• Goal of the exercise
Below you will find a set of lines. Repeat them all exactly.

▽

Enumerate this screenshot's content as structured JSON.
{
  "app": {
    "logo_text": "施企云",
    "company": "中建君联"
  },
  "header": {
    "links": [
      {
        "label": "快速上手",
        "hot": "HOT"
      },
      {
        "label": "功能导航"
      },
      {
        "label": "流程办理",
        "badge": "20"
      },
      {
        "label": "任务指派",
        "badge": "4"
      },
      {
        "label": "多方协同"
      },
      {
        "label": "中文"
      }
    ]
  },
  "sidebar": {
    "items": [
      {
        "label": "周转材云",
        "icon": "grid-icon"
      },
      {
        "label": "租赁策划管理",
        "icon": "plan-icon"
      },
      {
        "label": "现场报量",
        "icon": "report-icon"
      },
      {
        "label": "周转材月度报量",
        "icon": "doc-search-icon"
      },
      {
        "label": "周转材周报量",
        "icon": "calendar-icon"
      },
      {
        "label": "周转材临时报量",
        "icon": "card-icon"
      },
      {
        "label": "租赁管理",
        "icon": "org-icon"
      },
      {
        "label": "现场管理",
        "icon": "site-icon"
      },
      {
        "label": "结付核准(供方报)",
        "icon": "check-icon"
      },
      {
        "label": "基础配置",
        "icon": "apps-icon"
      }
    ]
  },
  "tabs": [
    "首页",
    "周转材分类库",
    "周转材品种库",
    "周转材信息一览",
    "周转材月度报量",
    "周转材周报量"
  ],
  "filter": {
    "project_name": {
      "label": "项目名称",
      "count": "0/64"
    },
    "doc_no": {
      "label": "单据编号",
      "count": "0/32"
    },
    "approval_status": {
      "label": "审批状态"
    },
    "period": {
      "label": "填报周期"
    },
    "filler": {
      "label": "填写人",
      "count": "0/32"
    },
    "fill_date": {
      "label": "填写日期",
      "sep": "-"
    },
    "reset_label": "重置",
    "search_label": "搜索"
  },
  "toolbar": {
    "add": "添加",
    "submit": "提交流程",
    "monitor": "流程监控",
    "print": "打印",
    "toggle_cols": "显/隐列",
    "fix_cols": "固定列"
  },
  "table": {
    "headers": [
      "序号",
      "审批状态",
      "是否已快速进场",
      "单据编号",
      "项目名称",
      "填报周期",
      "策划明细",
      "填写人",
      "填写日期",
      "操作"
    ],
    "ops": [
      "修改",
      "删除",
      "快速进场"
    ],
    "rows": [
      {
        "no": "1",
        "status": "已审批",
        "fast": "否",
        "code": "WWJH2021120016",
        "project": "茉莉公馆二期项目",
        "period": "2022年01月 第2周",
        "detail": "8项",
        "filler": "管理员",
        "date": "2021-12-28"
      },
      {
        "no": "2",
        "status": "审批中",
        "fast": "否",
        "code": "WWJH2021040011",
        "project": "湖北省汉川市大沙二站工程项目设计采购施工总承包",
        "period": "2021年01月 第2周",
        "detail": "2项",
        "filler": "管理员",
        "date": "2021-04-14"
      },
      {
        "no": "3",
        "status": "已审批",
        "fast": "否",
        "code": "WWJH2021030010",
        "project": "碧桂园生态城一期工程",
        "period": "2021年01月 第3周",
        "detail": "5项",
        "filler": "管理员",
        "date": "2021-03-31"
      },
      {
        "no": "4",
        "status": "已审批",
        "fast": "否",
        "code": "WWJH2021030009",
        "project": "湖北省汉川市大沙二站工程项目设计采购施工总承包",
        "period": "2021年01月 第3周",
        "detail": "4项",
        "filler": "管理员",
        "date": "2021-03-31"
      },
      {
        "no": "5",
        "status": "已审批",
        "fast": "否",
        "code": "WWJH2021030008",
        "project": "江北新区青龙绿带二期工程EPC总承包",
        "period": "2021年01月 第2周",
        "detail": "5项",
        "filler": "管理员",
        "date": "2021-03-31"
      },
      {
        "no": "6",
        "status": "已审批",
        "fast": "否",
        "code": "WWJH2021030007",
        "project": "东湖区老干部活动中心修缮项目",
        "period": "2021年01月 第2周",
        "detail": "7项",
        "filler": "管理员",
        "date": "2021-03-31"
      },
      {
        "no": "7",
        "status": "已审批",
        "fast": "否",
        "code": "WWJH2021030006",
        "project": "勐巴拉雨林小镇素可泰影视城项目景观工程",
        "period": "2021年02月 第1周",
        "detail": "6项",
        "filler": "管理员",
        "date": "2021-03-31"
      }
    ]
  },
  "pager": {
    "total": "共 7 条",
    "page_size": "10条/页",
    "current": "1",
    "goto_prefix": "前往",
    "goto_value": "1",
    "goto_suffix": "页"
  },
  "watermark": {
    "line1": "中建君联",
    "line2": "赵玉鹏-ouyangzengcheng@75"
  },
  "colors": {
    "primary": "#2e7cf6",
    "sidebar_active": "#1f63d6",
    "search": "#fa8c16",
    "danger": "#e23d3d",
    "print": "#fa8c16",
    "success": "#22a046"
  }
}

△

• Finished task
Enumerate this screenshot's content as structured JSON.
{
  "app": {
    "logo_text": "施企云",
    "company": "中建君联"
  },
  "header": {
    "links": [
      {
        "label": "快速上手",
        "hot": "HOT"
      },
      {
        "label": "功能导航"
      },
      {
        "label": "流程办理",
        "badge": "20"
      },
      {
        "label": "任务指派",
        "badge": "4"
      },
      {
        "label": "多方协同"
      },
      {
        "label": "中文"
      }
    ]
  },
  "sidebar": {
    "items": [
      {
        "label": "周转材云",
        "icon": "grid-icon"
      },
      {
        "label": "租赁策划管理",
        "icon": "plan-icon"
      },
      {
        "label": "现场报量",
        "icon": "report-icon"
      },
      {
        "label": "周转材月度报量",
        "icon": "doc-search-icon"
      },
      {
        "label": "周转材周报量",
        "icon": "calendar-icon"
      },
      {
        "label": "周转材临时报量",
        "icon": "card-icon"
      },
      {
        "label": "租赁管理",
        "icon": "org-icon"
      },
      {
        "label": "现场管理",
        "icon": "site-icon"
      },
      {
        "label": "结付核准(供方报)",
        "icon": "check-icon"
      },
      {
        "label": "基础配置",
        "icon": "apps-icon"
      }
    ]
  },
  "tabs": [
    "首页",
    "周转材分类库",
    "周转材品种库",
    "周转材信息一览",
    "周转材月度报量",
    "周转材周报量"
  ],
  "filter": {
    "project_name": {
      "label": "项目名称",
      "count": "0/64"
    },
    "doc_no": {
      "label": "单据编号",
      "count": "0/32"
    },
    "approval_status": {
      "label": "审批状态"
    },
    "period": {
      "label": "填报周期"
    },
    "filler": {
      "label": "填写人",
      "count": "0/32"
    },
    "fill_date": {
      "label": "填写日期",
      "sep": "-"
    },
    "reset_label": "重置",
    "search_label": "搜索"
  },
  "toolbar": {
    "add": "添加",
    "submit": "提交流程",
    "monitor": "流程监控",
    "print": "打印",
    "toggle_cols": "显/隐列",
    "fix_cols": "固定列"
  },
  "table": {
    "headers": [
      "序号",
      "审批状态",
      "是否已快速进场",
      "单据编号",
      "项目名称",
      "填报周期",
      "策划明细",
      "填写人",
      "填写日期",
      "操作"
    ],
    "ops": [
      "修改",
      "删除",
      "快速进场"
    ],
    "rows": [
      {
        "no": "1",
        "status": "已审批",
        "fast": "否",
        "code": "WWJH2021120016",
        "project": "茉莉公馆二期项目",
        "period": "2022年01月 第2周",
        "detail": "8项",
        "filler": "管理员",
        "date": "2021-12-28"
      },
      {
        "no": "2",
        "status": "审批中",
        "fast": "否",
        "code": "WWJH2021040011",
        "project": "湖北省汉川市大沙二站工程项目设计采购施工总承包",
        "period": "2021年01月 第2周",
        "detail": "2项",
        "filler": "管理员",
        "date": "2021-04-14"
      },
      {
        "no": "3",
        "status": "已审批",
        "fast": "否",
        "code": "WWJH2021030010",
        "project": "碧桂园生态城一期工程",
        "period": "2021年01月 第3周",
        "detail": "5项",
        "filler": "管理员",
        "date": "2021-03-31"
      },
      {
        "no": "4",
        "status": "已审批",
        "fast": "否",
        "code": "WWJH2021030009",
        "project": "湖北省汉川市大沙二站工程项目设计采购施工总承包",
        "period": "2021年01月 第3周",
        "detail": "4项",
        "filler": "管理员",
        "date": "2021-03-31"
      },
      {
        "no": "5",
        "status": "已审批",
        "fast": "否",
        "code": "WWJH2021030008",
        "project": "江北新区青龙绿带二期工程EPC总承包",
        "period": "2021年01月 第2周",
        "detail": "5项",
        "filler": "管理员",
        "date": "2021-03-31"
      },
      {
        "no": "6",
        "status": "已审批",
        "fast": "否",
        "code": "WWJH2021030007",
        "project": "东湖区老干部活动中心修缮项目",
        "period": "2021年01月 第2周",
        "detail": "7项",
        "filler": "管理员",
        "date": "2021-03-31"
      },
      {
        "no": "7",
        "status": "已审批",
        "fast": "否",
        "code": "WWJH2021030006",
        "project": "勐巴拉雨林小镇素可泰影视城项目景观工程",
        "period": "2021年02月 第1周",
        "detail": "6项",
        "filler": "管理员",
        "date": "2021-03-31"
      }
    ]
  },
  "pager": {
    "total": "共 7 条",
    "page_size": "10条/页",
    "current": "1",
    "goto_prefix": "前往",
    "goto_value": "1",
    "goto_suffix": "页"
  },
  "watermark": {
    "line1": "中建君联",
    "line2": "赵玉鹏-ouyangzengcheng@75"
  },
  "colors": {
    "primary": "#2e7cf6",
    "sidebar_active": "#1f63d6",
    "search": "#fa8c16",
    "danger": "#e23d3d",
    "print": "#fa8c16",
    "success": "#22a046"
  }
}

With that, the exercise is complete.